Waste will kill ipv6 too

Jimmy Hess mysidia at gmail.com
Thu Dec 21 14:50:06 CST 2017


On Wed, Dec 20, 2017 at 3:57 PM, Mark Andrews <marka at isc.org> wrote:
[SNIP]

25B  estimate for earth's carrying capacity for humans is likely on the
high side,
but sure: IPv6  should suffice  until  we have a few planets' worth of
humans,
and require an  interstellar   IP network  with end-to-end  comms between
every
remote device in our galaxy cluster  ---   and may have to fallback to
planetary NAT or LISP  for some applications.

Something  should probably go into some FAQ at some point.....

"Q:   IPv6 could still run out of addresses / Waste  will kill ipv6 too  /
Etc."

"A:   No,  although there is an occasional point of confusion regarding
IPv6 that we
will still run out of addresses:  that is a highly-improbable event:
please see list archives.

>From evaluation of the arithmetic, there is not a reasonable forecast model
that can be
made that would start from realistic assumptions  about network growth and
could come to the conclusion that depletion of IPv6  would be a possibility
under  current regional registry allocation policies based on justified
need,
even allocating up to a couple  dedicated  /48s  per  person  up to the
expected maximum population capacities of earth....


--
-JH

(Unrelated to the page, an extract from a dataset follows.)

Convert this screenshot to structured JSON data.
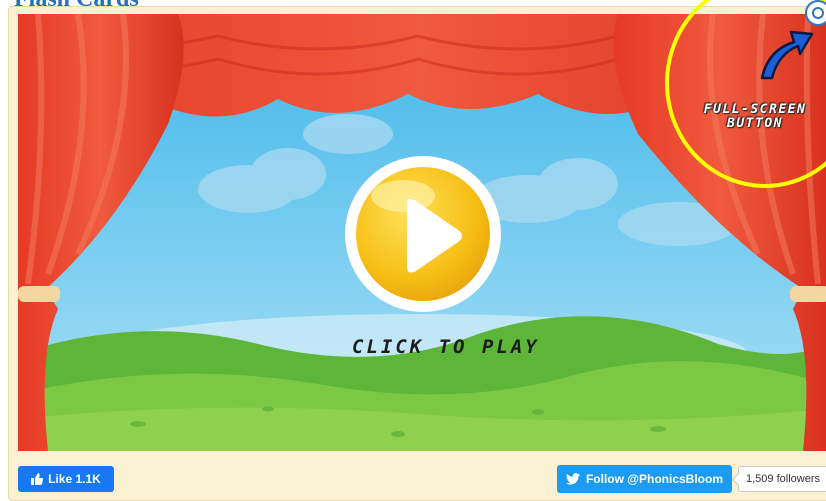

When the IETF decided on 128 bit addresses it was taking into consideration
> /80 sized subnet.  Prior to that it was looking at a 64 bit address size
> and allocating addresses the IPv4 way with lots of variable sized
> networks.  This was changed to /64 subnets to accomodate 64 bit MAC.  After
> that there was discussion about how many subnet should be enough for 99.99%
> of sites which gave /48 per site using /64 sized network.  That
> 281474976710656 sites or 35184372088832 out of the /3 we are currently
> allocating from.
>
> Now there are very few sites that need 65536 subnets and those that do can
> request additional /48’s.
>
> Now if you assume the earth’s population will get to 25B, and every person
> is a site, that still leaves 35159372088832 sites.
> And if each of those people also has a home and a vehicle, that still
> leaves 35109372088832 sites.
>
> Handing out /48’s to homes was never ever going to cause us to run out of
> IPv6 space.  Even if the homes are are connected to multiple providers
> there isn’t a issue.
>
> Mark
>
> > On 21 Dec 2017, at 7:57 am, William Herrin <bill at herrin.us> wrote:
> >
> > On Wed, Dec 20, 2017 at 1:48 PM, Mel Beckman <mel at beckman.org> wrote:
> >
> >> I won’t do the math for you, but you’re circumcising the mosquito here.
> We
> >> didn’t just increase our usable space by 2 orders of magnitude. It’s
> >> increased more than 35 orders of magnitude.
> >>
> >
> > Hi Mel,
> >
> > The gain is just shy of 29 orders of magnitude. 2^128 / 2^32 = 7.9*10^28.
> >
> > There are 2^128 = 3.4*10^38 IPv6 addresses, but that isn't 38 "orders of
> > magnitude." Orders of magnitude describes a difference between one thing
> > and another, in this case the IPv4 and IPv6 address spaces.
> >
> >
> > Using a /64 for P2P links is no problem, really. Worrying about that is
> >> like a scuba diver worrying about how many air molecules are surrounding
> >> the boat on the way out to sea.
> >>
> >
> > It's not a problem, exactly, but it cuts the gain vs. IPv4 from ~29
> orders
> > of magnitude to just 9 orders of magnitude. Your link which needed at
> most
> > 2 bits of IPv4 address space now consumes 64 bits of IPv6 address space.
> >
> > Then we do /48s from which the /64s are assigned and we lose another 3 or
> > so orders of magnitude... Sparsely allocate those /48s for another order
> of
> > magnitude. From sparsely allocated ISP blocks for another order of
> > magnitude. It slips away faster than you might think.
> >
> > Regards,
> > Bill Herrin
> >
> >
> > --
> > William Herrin ................ herrin at dirtside.com  bill at herrin.us
> > Dirtside Systems ......... Web: <http://www.dirtside.com/>
>
> --
> Mark Andrews, ISC
> 1 Seymour St., Dundas Valley, NSW 2117, Australia
> PHONE: +61 2 9871 4742              INTERNET: marka at isc.org
>
>


More information about the NANOG mailing list